South African investigators have disclosed that a Cessna Citation II calibration aircraft suddenly entered a steep descent and excessive right bank before colliding with high terrain about 10min after departing George airport.

None of the three occupants survived after the jet, operated by the South African Civil Aviation Authority, crashed into a mountainous slope at a height of 2,192ft above sea level.

It had been performing an ILS calibration for runway 11 on 23 January, initial findings from the CAA inquiry state.

This calibration required the aircraft to fly along a 70° clockwise arc – sweeping 35° either side of the centreline – at 17nm distance from the runway threshold.

The jet had taken off from runway 11, turning right to head for the southern end of the arc, then turning right to follow it, tracking from radial 250 to about radial 330 relative to George airport.

As the aircraft turned onto the arc over Mossel Bay it was flying at 3,000ft and – as it approach the higher terrain at around radial 310 – it began to climb towards 4,000ft.

SACAA accident map

Source: South African CAA

Pilots flew a clockwise calibration arc inland towards rising terrain

Preliminary flight-data recorder information reveals the aircraft levelled off at about 3,900ft and started banking to right at 35°.

It then began to pitch nose-down, initially at about 10° but increasing over the space of 5s to more than 32°.

The jet’s airspeed rose to 275kt and its bank increased to an excessive level of 105° before reducing to 75°.

During the rapid descent it lost some 1,500ft in the space of a few seconds, the inquiry says, reaching an altitude of 2,400ft. Recorder data shows the steep nose-down attitude was reduced to 17.5° and its right bank brought back to just 10°.

The inquiry says that, 3s before the terrain collision, the aircraft’s nose “pitched up”. But the jet was not carrying – nor was it required to carry – a cockpit-voice recorder, and investigators have been unable to determine whether its terrain-warning system sounded.

Meteorological information from the South African Weather Service mentioned “significant” clouds at less than 1,500ft above ground level.

Based on this information, says the inquiry, the mountain tops at the northern end of the calibration arc would have been “obscured” by cloud.

Wreckage at the crash site indicates the aircraft struck an upslope terrain at a shallow angle and an airspeed of 286kt.

The inquiry has given no indication as to the reason for the extreme roll and sudden descent.

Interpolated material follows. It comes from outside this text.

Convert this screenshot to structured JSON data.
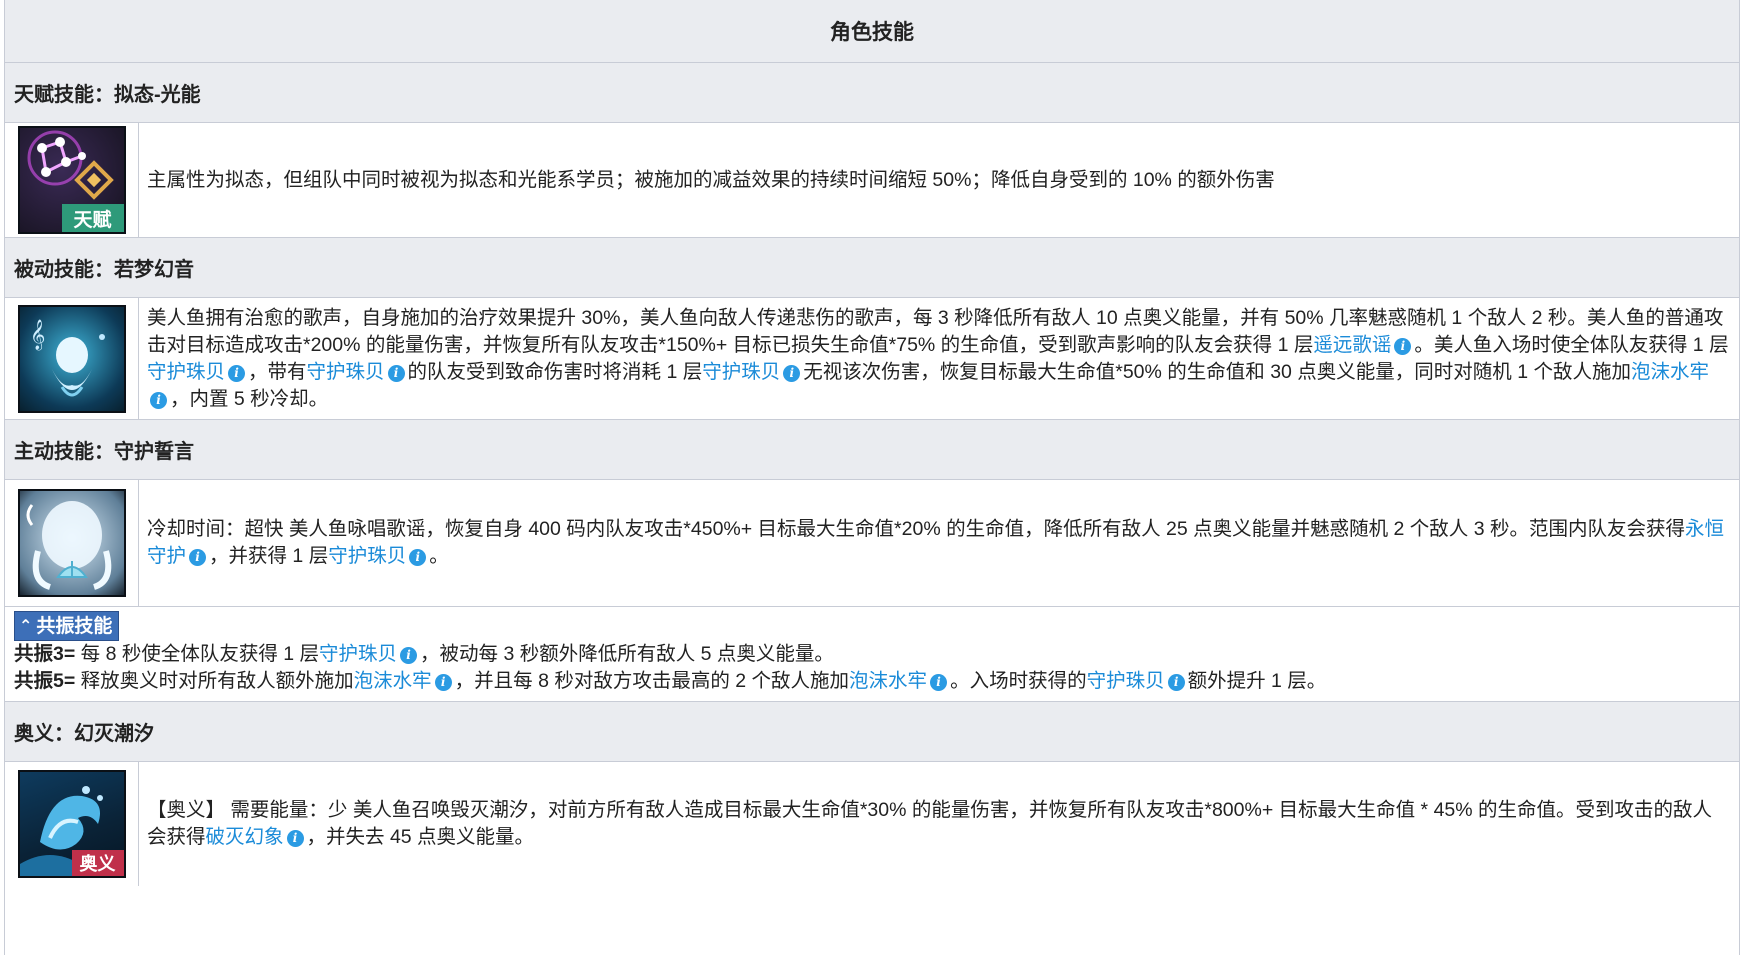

But the CAA is investigating an accident involving its own aircraft and has recommended that, given the circumstances, the South African transport ministry should consider whether the investigation ought to be delegated to a different investigation authority.